I like thinking of the monopsony example as the theorist being wrong about the relevant marginal costs, as I explain in this newsletter (which happens to start off with your JPE paper on heating) https://pricetheory.substack.com/p/be-careful-about-costs

Expand full comment

It seems like in all of your disputes with libertarians, you are very obviously right, much more so than in your disputes with other people. The Austians just seem to be engaging in motivated reasoning, attempting to justify libertarianism, but in doing so, they commit elementary errors, and makes leaps of reasoning that no sane person would make.

Expand full comment

I've just finished watching the debate. Block is painful to watch, he addresses none of the issues.

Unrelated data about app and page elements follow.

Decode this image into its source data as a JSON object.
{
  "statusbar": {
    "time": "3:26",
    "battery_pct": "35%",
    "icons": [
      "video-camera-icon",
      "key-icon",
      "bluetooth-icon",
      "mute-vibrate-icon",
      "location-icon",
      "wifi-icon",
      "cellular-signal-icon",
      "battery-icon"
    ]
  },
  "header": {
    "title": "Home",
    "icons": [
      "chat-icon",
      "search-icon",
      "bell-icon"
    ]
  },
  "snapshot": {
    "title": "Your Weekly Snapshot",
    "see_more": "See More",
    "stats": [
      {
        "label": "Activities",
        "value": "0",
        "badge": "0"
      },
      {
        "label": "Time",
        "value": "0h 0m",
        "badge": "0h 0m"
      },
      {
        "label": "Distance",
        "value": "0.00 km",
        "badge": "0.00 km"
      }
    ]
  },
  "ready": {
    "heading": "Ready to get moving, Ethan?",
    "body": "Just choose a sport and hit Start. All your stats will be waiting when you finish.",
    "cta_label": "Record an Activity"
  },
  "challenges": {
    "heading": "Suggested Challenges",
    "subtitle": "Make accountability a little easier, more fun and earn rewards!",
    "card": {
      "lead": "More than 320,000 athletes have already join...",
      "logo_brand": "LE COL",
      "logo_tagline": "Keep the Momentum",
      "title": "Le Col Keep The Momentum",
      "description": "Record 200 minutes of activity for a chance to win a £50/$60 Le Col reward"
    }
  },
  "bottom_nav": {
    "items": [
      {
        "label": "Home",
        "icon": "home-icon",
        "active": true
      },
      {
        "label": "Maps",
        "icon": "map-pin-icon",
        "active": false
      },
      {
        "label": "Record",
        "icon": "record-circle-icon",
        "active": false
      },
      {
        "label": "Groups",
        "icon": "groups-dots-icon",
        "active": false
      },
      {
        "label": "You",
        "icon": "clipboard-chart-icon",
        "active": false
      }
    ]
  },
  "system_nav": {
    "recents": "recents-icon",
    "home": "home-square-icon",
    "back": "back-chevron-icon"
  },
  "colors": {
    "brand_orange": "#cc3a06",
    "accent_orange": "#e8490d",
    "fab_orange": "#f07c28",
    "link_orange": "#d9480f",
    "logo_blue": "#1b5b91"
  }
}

I also watched the earlier debate with Murphy and I think it was much more balanced. I think Murphy is more serious, and is willing to confront the issues.

I've heard him before talk against time preference for example.

I don't think Murphy will defend Rothbard on any of the points, because the mistakes are so obvious.

Ultimately, I think the defining characteristic of an honest Austrian (say Murphy) is simply a more confident prior.

An understandable position in the current climate.

I think this Caplan posts is relevant here:


Expand full comment

Also contra Rothbard

¨How do we know that this hypothetical envious one loses in utility because of the exchanges of others?¨

Like it or not social status is a major human concern, which is proven by the fact that so many luxury brands make fortunes by selling the same thing as generic brands but at many times a higher price, so that their customers can signal social status.

Expand full comment

An additional point on the “income tax” argument: it seems to me that if a person’s demand for money were highly inelastic (say, dominated by fixed costs for housing), raising the person’s income tax might cause the person to work more, not less.

Expand full comment

That was a fun read! Do you also have/know of any (similarly elementary) writeup comparing Chicago school to the current mainstream economics? What are the main points of disagreement/most controversial claims that cause economists not to identify with the Chicago school?

Expand full comment
Mar 9, 2023·edited Mar 9, 2023

In Rothbard, I like the ordinal value theory approach, which I see like a subset of the neoclassical function with fewer unrealistic assumptions. But even in this case, any representation of an agent's preferences remains a model, to be tested. I don't understand the "synthetic a priori truth" kantian goobledygook or the "apodictic truth" stuff and I believe that the Austrian's neglect of empirical economics disserves them.

For example, Tullock has a model of the minimum wage (HT Tyler Cowen) in which it doesn't necessarily increase unemployment by much but can instead reduce the in-kind benefits for workers, increase managerial pressure, and more generally degrade their working conditions(*). This model is perfectly compatible with Austrian economics and ordinal value theory, but does it reflect adequatly the complexity of the labor market? How does the trade-off between wage, employement and working conditions work in practise? What is the equilbrium? These are empirical questions, so an a priori reasoning cannot say whether the minimum wage raises unemployement in such a model. There are lots of similar examples.

(*) Source: The minimum wage: A new perspective on an old policy, in The best of the new world of economics-and then some (5th ed) by Gordon Tullock

Expand full comment

“. It becomes impossible to answer important questions economists are asked, such as whether minimum wage laws or tariffs are a good or bad thing.”

I think Mises would say there is no scientific answer to the question, as you have worded it; that economic science should be able to say what effects followed from such policies, and so whether or not they would live up to their advocates' rhetoric. But whether we think of those effects as good or bad is up to us.

Expand full comment